Jalota said she met Markle at a Glamour Magazine event in 2016 where Jalota was honored as one of the magazine's College Women of the Year. Five months later, Markle was in India with the foundation in her role as a United Nations Women advocate.

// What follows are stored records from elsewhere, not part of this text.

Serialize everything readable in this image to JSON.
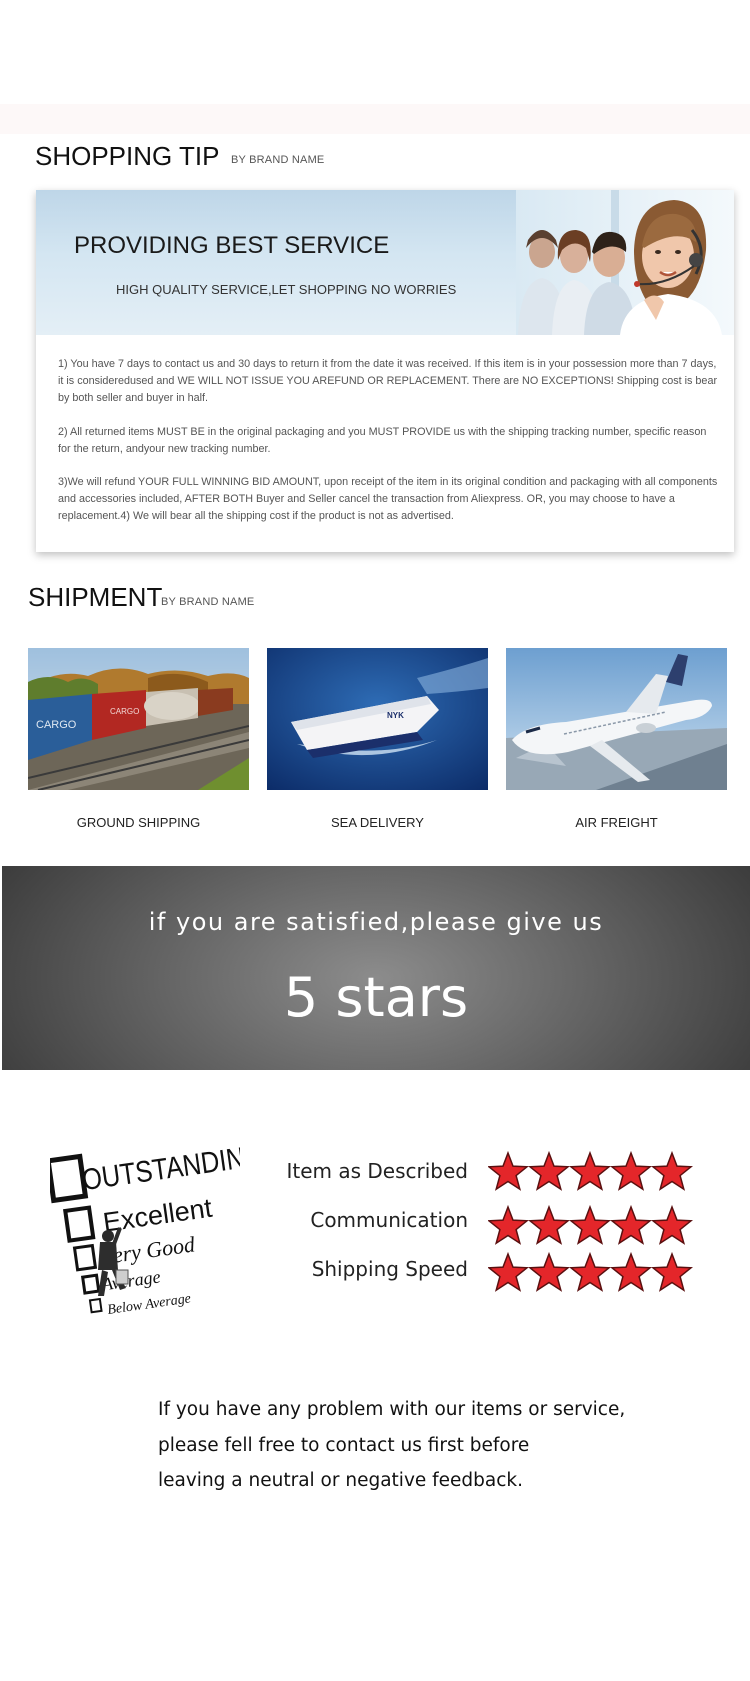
{
  "shopping_tip": {
    "title": "SHOPPING TIP",
    "subtitle": "BY BRAND NAME",
    "banner_title": "PROVIDING BEST SERVICE",
    "banner_subtitle": "HIGH QUALITY SERVICE,LET SHOPPING NO WORRIES",
    "paragraphs": [
      "1) You have 7 days to contact us and 30 days to return it from the date it was received. If this item is in your possession more than 7 days, it is consideredused and WE WILL NOT ISSUE YOU AREFUND OR REPLACEMENT. There are NO EXCEPTIONS! Shipping cost is bear by both seller and buyer in half.",
      "2) All returned items MUST BE in the original packaging and you MUST PROVIDE us with the shipping tracking number, specific reason for the return, andyour new tracking number.",
      "3)We will refund YOUR FULL WINNING BID AMOUNT, upon receipt of the item in its original condition and packaging with all components and accessories included, AFTER BOTH Buyer and Seller cancel the transaction from Aliexpress. OR, you may choose to have a replacement.4) We will bear all the shipping cost if the product is not as advertised."
    ]
  },
  "shipment": {
    "title": "SHIPMENT",
    "subtitle": "BY BRAND NAME",
    "items": [
      {
        "label": "GROUND SHIPPING",
        "container_text": "CARGO"
      },
      {
        "label": "SEA DELIVERY",
        "ship_text": "NYK"
      },
      {
        "label": "AIR FREIGHT"
      }
    ]
  },
  "five_stars": {
    "line1": "if you are satisfied,please give us",
    "line2": "5 stars"
  },
  "ratings": {
    "checklist": [
      "OUTSTANDING",
      "Excellent",
      "Very Good",
      "Average",
      "Below Average"
    ],
    "rows": [
      {
        "label": "Item as Described",
        "stars": 5
      },
      {
        "label": "Communication",
        "stars": 5
      },
      {
        "label": "Shipping Speed",
        "stars": 5
      }
    ],
    "star_color": "#e4262a"
  },
  "contact": {
    "lines": [
      "If you have any problem with our items or service,",
      "please fell free to contact us first before",
      "leaving a neutral or negative feedback."
    ]
  }
}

She invited several of the foundation's activists — including Jalota — to her wedding.
"At the lunch, Meghan learned about my work, including that 50 percent of women in India were using unhygienic methods, like old rags and leaves, to manage their cycles," Jalota wrote in Glamour on May 19. "I didn’t know then that I'd struck a chord with Meghan—and that the selfie we took together would lead to so many life-changing events, including, yes, an upcoming royal wedding."
The foundation was the only foreign organization the couple chose to include, CNN reported.
"The foundation (Myna Mahila Foundation), which aims to offer Mumbai women stable employment close to their homes as well as breaking taboos around menstrual hygiene by offering them access to low-cost sanitary napkins, was chosen by Markle after she saw its work 'first-hand' during a visit to India last year," according to a statement from Kensington Palace.
The foundation also planned a fundraiser in London on May 21.
The seven designated organizations are: CHIVA (Children's HIV Association); Crisis; the Myna Mahila Foundation; Scotty's Little Soldiers — a charity for bereaved Armed Forces children; StreetGames; Surfers Against Sewage; and The Wilderness Foundation UK.
For more information or to donate to the Myna Mahila Foundation, go to www.mynamahila.com.